- Puppy deliveries - we deliver our puppies to raisers in the Western states.
- Interviews with expert Guide Dog Instructors who can talk about a unique and meaningful career.
- Who can apply for a Guide Dog?
- Anyone who is legally blind and has a need for assistance with mobility can apply for a Guide Dog. The costs of transportation to and from the school, all training and equipment, the dog, and extensive follow-up services are provided free of charge. We provide services to people throughout the United States and Canada; courses are taught in English.
- Because there are so many ways people become blind—through degenerative diseases like diabetes, retinitis pigmentosa, accidents, congenital conditions, etc.—and because blindness can occur at any stage in life, there is no set way that people learn about the use of Guide Dogs for mobility. Often, they find out only by accident, if at all. Many people believe they need to be totally blind to use a dog, when, in fact, impaired peripheral vision is more likely to be the norm.
Where are Guide Dogs legally allowed?
The Americans with Disabilities Act protects access for Guide Dogs in all public places. This includes offices, stores and restaurants, buses, taxis and airplanes. According to a recent survey, 15 percent of graduates have experienced some form of access discrimination related to their Guide Dog.

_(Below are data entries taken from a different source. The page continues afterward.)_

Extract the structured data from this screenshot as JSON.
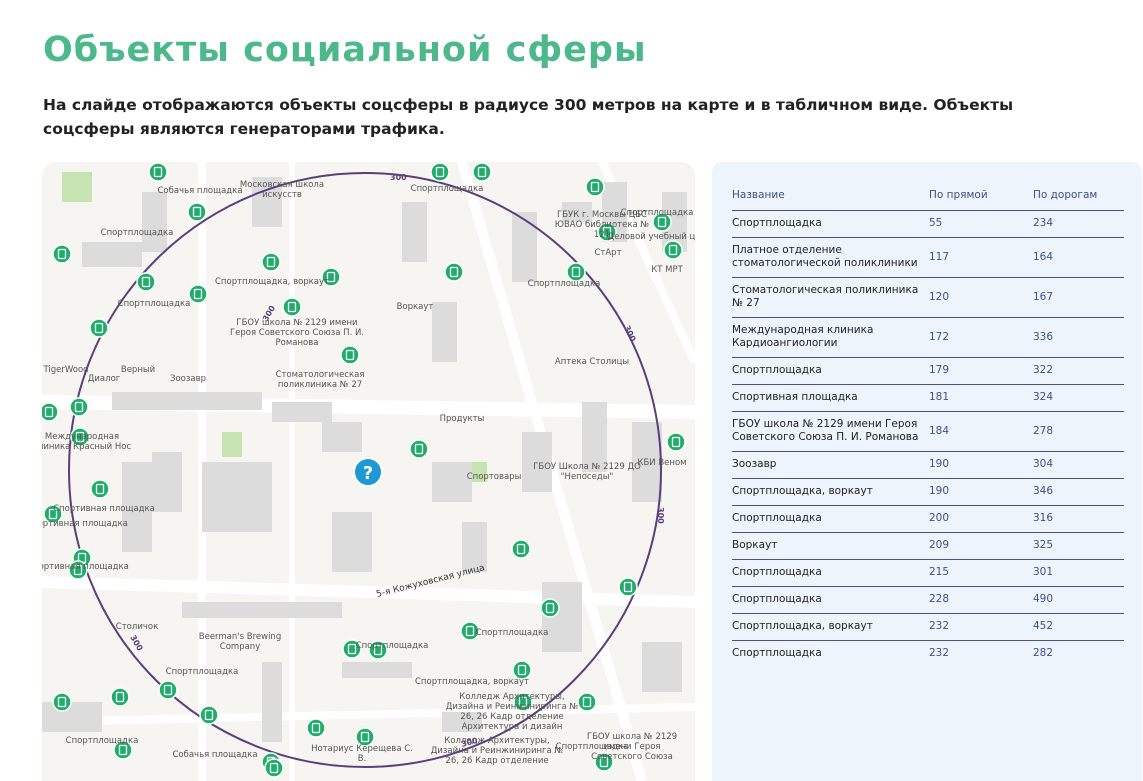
{
  "header": {
    "title": "Объекты социальной сферы",
    "subtitle": "На слайде отображаются объекты соцсферы в радиусе 300 метров на карте и в табличном виде. Объекты соцсферы являются генераторами трафика."
  },
  "map": {
    "radius_label": "300",
    "street": "5-я Кожуховская улица",
    "labels": [
      "Собачья площадка",
      "Московская школа искусств",
      "Спортплощадка",
      "ГБУК г. Москвы ЦБС ЮВАО библиотека № 121",
      "Спортплощадка",
      "Деловой учебный центр",
      "СтАрт",
      "КТ МРТ",
      "Спортплощадка",
      "Спортплощадка, воркаут",
      "Спортплощадка",
      "Воркаут",
      "Спортплощадка",
      "ГБОУ школа № 2129 имени Героя Советского Союза П. И. Романова",
      "Стоматологическая поликлиника № 27",
      "Зоозавр",
      "Диалог",
      "Верный",
      "TigerWood",
      "Аптека Столицы",
      "Продукты",
      "Международная клиника Красный Нос",
      "КБИ Веном",
      "Спортовары",
      "ГБОУ Школа № 2129 ДО \"Непоседы\"",
      "Спортивная площадка",
      "Спортивная площадка",
      "Спортивная площадка",
      "Столичок",
      "Beerman's Brewing Company",
      "Спортплощадка",
      "Спортплощадка",
      "Спортплощадка, воркаут",
      "Спортплощадка",
      "Колледж Архитектуры, Дизайна и Реинжиниринга № 26, 26 Кадр отделение Архитектура и дизайн",
      "Спортплощадка",
      "Собачья площадка",
      "Нотариус Керещева С. В.",
      "Спортплощадка",
      "Колледж Архитектуры, Дизайна и Реинжиниринга № 26, 26 Кадр отделение",
      "ГБОУ школа № 2129 имени Героя Советского Союза"
    ]
  },
  "table": {
    "headers": [
      "Название",
      "По прямой",
      "По дорогам"
    ],
    "rows": [
      {
        "name": "Спортплощадка",
        "direct": "55",
        "road": "234"
      },
      {
        "name": "Платное отделение стоматологической поликлиники",
        "direct": "117",
        "road": "164"
      },
      {
        "name": "Стоматологическая поликлиника № 27",
        "direct": "120",
        "road": "167"
      },
      {
        "name": "Международная клиника Кардиоангиологии",
        "direct": "172",
        "road": "336"
      },
      {
        "name": "Спортплощадка",
        "direct": "179",
        "road": "322"
      },
      {
        "name": "Спортивная площадка",
        "direct": "181",
        "road": "324"
      },
      {
        "name": "ГБОУ школа № 2129 имени Героя Советского Союза П. И. Романова",
        "direct": "184",
        "road": "278"
      },
      {
        "name": "Зоозавр",
        "direct": "190",
        "road": "304"
      },
      {
        "name": "Спортплощадка, воркаут",
        "direct": "190",
        "road": "346"
      },
      {
        "name": "Спортплощадка",
        "direct": "200",
        "road": "316"
      },
      {
        "name": "Воркаут",
        "direct": "209",
        "road": "325"
      },
      {
        "name": "Спортплощадка",
        "direct": "215",
        "road": "301"
      },
      {
        "name": "Спортплощадка",
        "direct": "228",
        "road": "490"
      },
      {
        "name": "Спортплощадка, воркаут",
        "direct": "232",
        "road": "452"
      },
      {
        "name": "Спортплощадка",
        "direct": "232",
        "road": "282"
      }
    ]
  },
  "colors": {
    "title": "#4db88c",
    "marker": "#1fae6a",
    "circle": "#5b3f7d",
    "center": "#1d9ad6"
  }
}
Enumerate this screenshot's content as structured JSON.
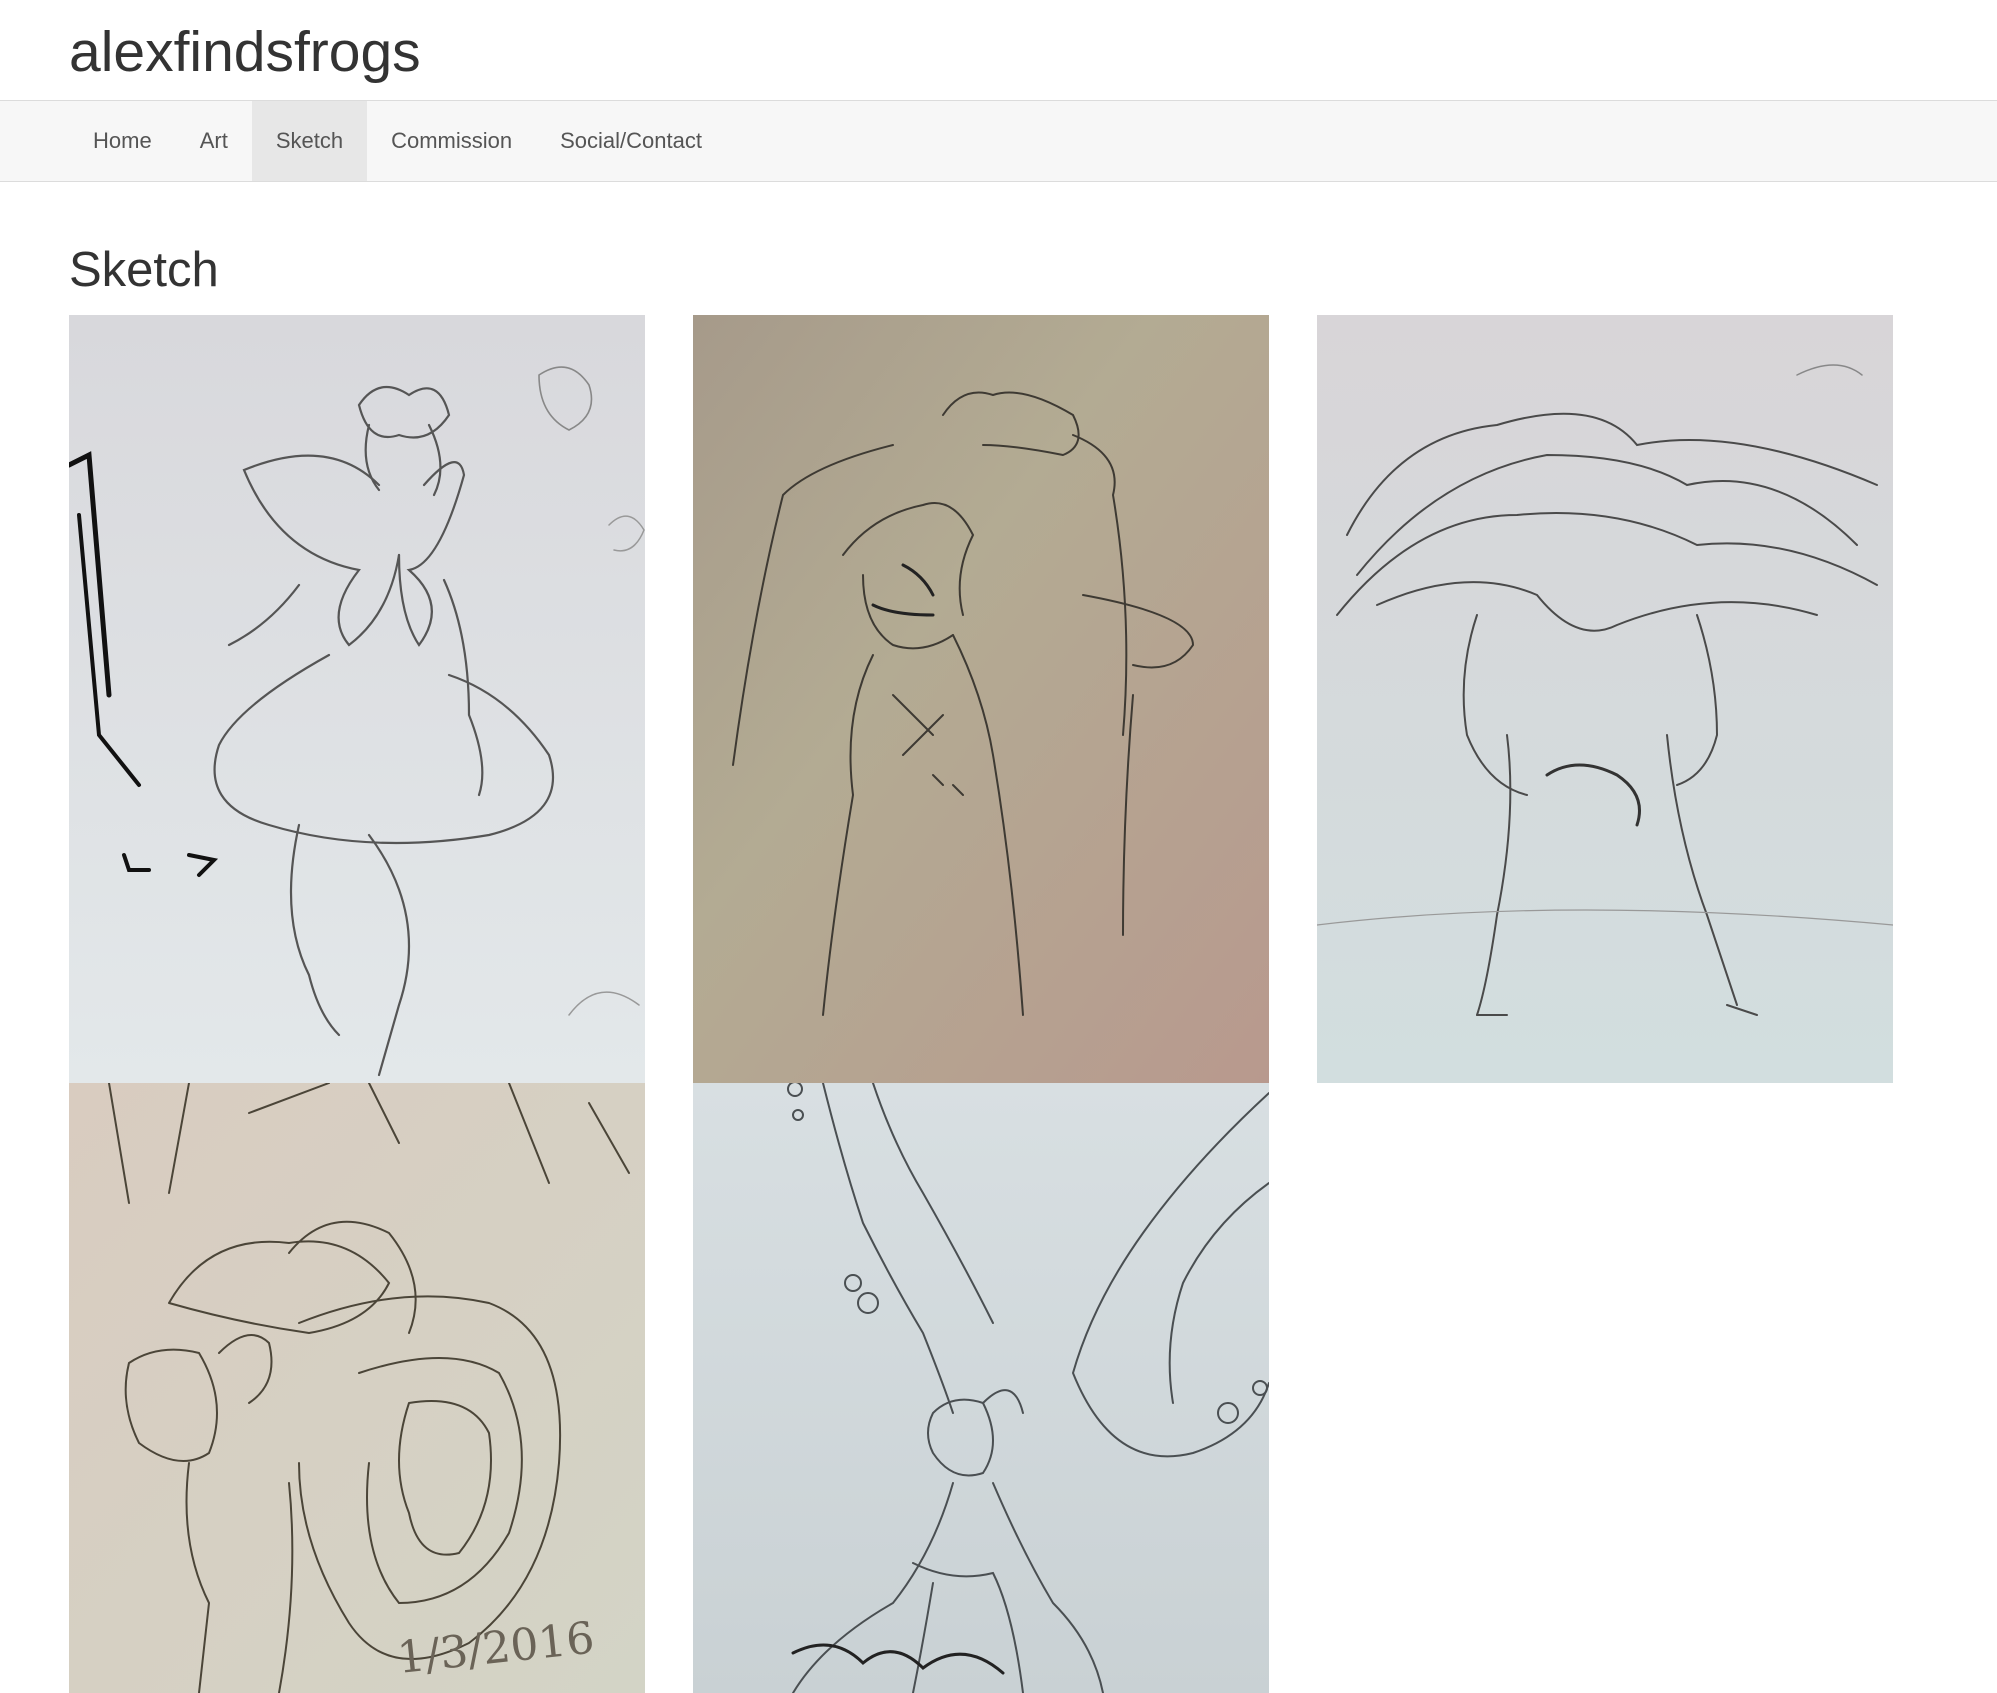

These dogs are allowed in public because they have been specially trained to stand, sit or lie quietly when not leading. They are not fed human food and are not fed from the hand, so that they will behave appropriately in restaurants. Their handlers have been trained to keep them groomed daily.
What's the appropriate way to interact with a Guide Dog?
It is tempting for people to want to pet, feed, or otherwise distract a guide dog. Many people who like animals feel that by petting a guide dog, they are sharing a common interest with the person who is blind. They don't realize they could be endangering the safety of the team, or otherwise inconveniencing the blind person who must politely stop and regain control of their dog before they can proceed.
Pet dogs off leash also pose a potential hazard for a working team. At best, the Guide Dog will stop when the loose dog approaches and the blind person be inconvenienced by the interruption in travel. At worst, the loose dog will attack or frighten the Guide Dog, and the guide will need to receive medical care, be retrained or retired.
We have professionals on staff in myriad areas, including: dog training, dog behavior, animal husbandry and genetics, veterinary care, orientation and mobility, fundraising, planned giving, nonprofit management, marketing, public relations, finance, adaptive technology, volunteerism, and many, many more. Contact us if you need an expert opinion or just a different professional point of view.
"GDB 101" - The purpose of GDB 101 is to provide information on blindness and Guide Dog use to teachers and students for the development of curriculum, reports, and projects on blindness and disability. It's available online, or in print by request (call 800-295-4050). Please feel free to promote it to teachers.
We are recruiting volunteer puppy raisers in the Western states. There are extensive on-site volunteer opportunities on both of our campuses.
Professional quality photos are available to accompany stories on request.
We can help you find unique tie-ins to almost any calendar event, for example:
- Valentine's Day (we have furry bundles of love)
- Mother's Day/Father's Day (our breeding stock dogs welcome young pups into the world year-round)
- Volunteer Week (we've got more than 600 campus volunteers with more than 65 volunteer job descriptions)
- Bring Your Child to Work Day (our staff's children get a hands-on look at what we do)
- Graduation (we don't save our graduation ceremonies for June – we have them at least 15 times a year!)
- National Dog Bite Prevention Week (we love to promote responsible pet ownership)
- National Pet Week, Animal Health Week, Be Kind to Animals Week (need we say more?)